There is perhaps no greater feeling than being offered a promotion. It’s the supreme recognition for doing your job well. It’s also an opportunity to prove yourself in a new challenge. You might even feel like it’s an honor. However, the prudent thing to do is, weigh heavily the things that may or may not turn this golden opportunity into a dud.
Direct to the bottom line. Consider the pay you’ll receive for taking this step. If this is your first promotion, then you’re likely making a step into “middle management,” which is one-step above the “front line” workers. Instead of being an hourly worker, you now have more of a “fixed” income, also known as a salary. This can be comforting or a curse. Now that you’re no longer able to benefit from overtime, you might become the default option for filling in when someone calls in sick.
When you work on salary, you no longer reap the rewards of “time and a half.” You could end up working on your days off for no extra money. Essentially, you’re back at the job you just moved up from, plus you have your new responsibilities to live up to as well. Some managers have to work a double shift just to stay caught up on their own mess. So be aware of the demands on your time, and how you will no longer be compensated for putting in that time. “Now you see your recognition for excellence run short. The boss is slow to recognize or acknowledge your accomplishments, but is quick to nail you on mistakes.”
“Now you see your recognition for excellence run short.

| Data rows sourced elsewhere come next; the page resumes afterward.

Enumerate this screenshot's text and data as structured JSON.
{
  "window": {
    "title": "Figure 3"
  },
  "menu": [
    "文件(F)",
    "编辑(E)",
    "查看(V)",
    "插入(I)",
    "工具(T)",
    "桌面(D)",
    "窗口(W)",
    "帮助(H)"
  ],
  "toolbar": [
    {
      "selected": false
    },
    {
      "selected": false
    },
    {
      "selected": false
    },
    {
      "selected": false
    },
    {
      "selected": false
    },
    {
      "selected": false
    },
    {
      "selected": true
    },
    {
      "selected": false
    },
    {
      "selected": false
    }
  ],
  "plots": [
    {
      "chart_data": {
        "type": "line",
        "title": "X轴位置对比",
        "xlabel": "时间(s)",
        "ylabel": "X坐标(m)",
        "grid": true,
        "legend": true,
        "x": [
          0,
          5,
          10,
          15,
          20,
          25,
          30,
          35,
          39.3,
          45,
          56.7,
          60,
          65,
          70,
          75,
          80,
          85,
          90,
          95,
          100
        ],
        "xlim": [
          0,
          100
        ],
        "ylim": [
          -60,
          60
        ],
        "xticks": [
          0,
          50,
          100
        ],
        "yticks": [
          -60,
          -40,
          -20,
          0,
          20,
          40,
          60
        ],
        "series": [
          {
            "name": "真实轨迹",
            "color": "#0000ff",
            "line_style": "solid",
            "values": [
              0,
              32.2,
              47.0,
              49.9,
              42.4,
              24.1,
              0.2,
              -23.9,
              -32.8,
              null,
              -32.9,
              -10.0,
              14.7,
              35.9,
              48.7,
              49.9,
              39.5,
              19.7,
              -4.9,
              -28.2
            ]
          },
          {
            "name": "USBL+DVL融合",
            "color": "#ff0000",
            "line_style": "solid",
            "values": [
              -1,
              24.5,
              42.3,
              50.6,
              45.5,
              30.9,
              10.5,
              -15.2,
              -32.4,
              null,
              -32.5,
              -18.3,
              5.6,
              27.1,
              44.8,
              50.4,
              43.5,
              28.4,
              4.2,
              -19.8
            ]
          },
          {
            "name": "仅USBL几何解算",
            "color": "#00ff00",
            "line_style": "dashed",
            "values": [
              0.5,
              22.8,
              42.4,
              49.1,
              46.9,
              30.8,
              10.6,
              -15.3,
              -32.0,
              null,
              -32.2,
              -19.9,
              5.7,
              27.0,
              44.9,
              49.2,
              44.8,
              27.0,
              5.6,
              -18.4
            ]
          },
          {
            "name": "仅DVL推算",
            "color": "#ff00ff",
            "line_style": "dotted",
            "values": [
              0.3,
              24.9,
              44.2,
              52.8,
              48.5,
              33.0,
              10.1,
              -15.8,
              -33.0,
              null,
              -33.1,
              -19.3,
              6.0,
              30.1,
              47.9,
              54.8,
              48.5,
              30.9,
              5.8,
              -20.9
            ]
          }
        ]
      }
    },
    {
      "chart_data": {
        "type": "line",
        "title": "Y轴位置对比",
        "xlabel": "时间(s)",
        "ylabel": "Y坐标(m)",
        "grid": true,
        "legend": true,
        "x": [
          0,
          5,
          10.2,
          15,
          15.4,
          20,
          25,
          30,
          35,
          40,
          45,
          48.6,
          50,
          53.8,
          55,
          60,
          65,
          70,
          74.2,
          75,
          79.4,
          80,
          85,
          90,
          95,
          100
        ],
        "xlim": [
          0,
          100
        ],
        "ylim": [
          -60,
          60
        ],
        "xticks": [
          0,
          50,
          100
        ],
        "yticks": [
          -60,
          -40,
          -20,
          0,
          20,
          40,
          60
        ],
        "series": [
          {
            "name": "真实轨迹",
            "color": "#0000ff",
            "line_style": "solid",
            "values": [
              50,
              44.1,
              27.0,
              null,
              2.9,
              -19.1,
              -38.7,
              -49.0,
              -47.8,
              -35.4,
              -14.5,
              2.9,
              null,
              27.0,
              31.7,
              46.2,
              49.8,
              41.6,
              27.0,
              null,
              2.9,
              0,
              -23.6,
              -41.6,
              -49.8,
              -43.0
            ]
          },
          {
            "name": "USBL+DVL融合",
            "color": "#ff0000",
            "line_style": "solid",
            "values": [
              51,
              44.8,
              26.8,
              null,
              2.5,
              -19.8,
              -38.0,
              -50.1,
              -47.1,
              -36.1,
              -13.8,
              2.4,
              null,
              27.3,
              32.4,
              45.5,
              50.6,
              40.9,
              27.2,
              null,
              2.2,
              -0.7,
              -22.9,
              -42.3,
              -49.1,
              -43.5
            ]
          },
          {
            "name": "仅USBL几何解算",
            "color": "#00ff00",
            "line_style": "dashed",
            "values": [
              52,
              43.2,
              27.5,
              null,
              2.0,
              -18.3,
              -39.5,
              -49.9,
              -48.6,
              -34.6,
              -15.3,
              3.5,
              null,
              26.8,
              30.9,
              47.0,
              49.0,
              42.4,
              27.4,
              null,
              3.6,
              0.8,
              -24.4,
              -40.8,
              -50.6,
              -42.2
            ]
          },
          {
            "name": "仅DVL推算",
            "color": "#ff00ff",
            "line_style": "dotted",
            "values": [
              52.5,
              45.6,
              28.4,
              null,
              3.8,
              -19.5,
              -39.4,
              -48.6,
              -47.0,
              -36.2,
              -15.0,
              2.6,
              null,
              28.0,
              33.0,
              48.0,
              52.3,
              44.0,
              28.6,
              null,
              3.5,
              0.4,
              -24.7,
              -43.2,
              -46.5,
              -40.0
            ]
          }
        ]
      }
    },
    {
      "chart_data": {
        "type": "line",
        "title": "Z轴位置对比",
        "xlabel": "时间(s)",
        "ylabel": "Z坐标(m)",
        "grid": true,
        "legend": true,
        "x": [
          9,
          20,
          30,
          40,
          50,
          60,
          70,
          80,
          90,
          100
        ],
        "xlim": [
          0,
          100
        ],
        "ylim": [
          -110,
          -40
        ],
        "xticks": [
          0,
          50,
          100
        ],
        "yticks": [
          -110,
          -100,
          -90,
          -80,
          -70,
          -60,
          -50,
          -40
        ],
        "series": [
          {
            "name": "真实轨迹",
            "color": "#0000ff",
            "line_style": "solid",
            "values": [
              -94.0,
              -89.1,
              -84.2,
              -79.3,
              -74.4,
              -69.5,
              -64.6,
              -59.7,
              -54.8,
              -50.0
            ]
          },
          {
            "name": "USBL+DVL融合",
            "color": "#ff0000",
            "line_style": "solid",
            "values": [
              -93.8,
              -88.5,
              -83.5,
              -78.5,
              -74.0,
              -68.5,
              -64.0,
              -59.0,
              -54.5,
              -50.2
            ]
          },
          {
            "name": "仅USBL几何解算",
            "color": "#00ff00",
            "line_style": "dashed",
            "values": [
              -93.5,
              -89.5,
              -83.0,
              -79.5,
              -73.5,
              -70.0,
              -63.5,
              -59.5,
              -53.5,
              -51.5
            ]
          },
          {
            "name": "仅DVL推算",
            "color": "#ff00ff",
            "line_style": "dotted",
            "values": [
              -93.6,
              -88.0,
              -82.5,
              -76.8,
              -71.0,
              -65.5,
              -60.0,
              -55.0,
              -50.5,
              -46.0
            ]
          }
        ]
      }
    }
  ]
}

The boss is slow to recognize or acknowledge your accomplishments, but is quick to nail you on mistakes.”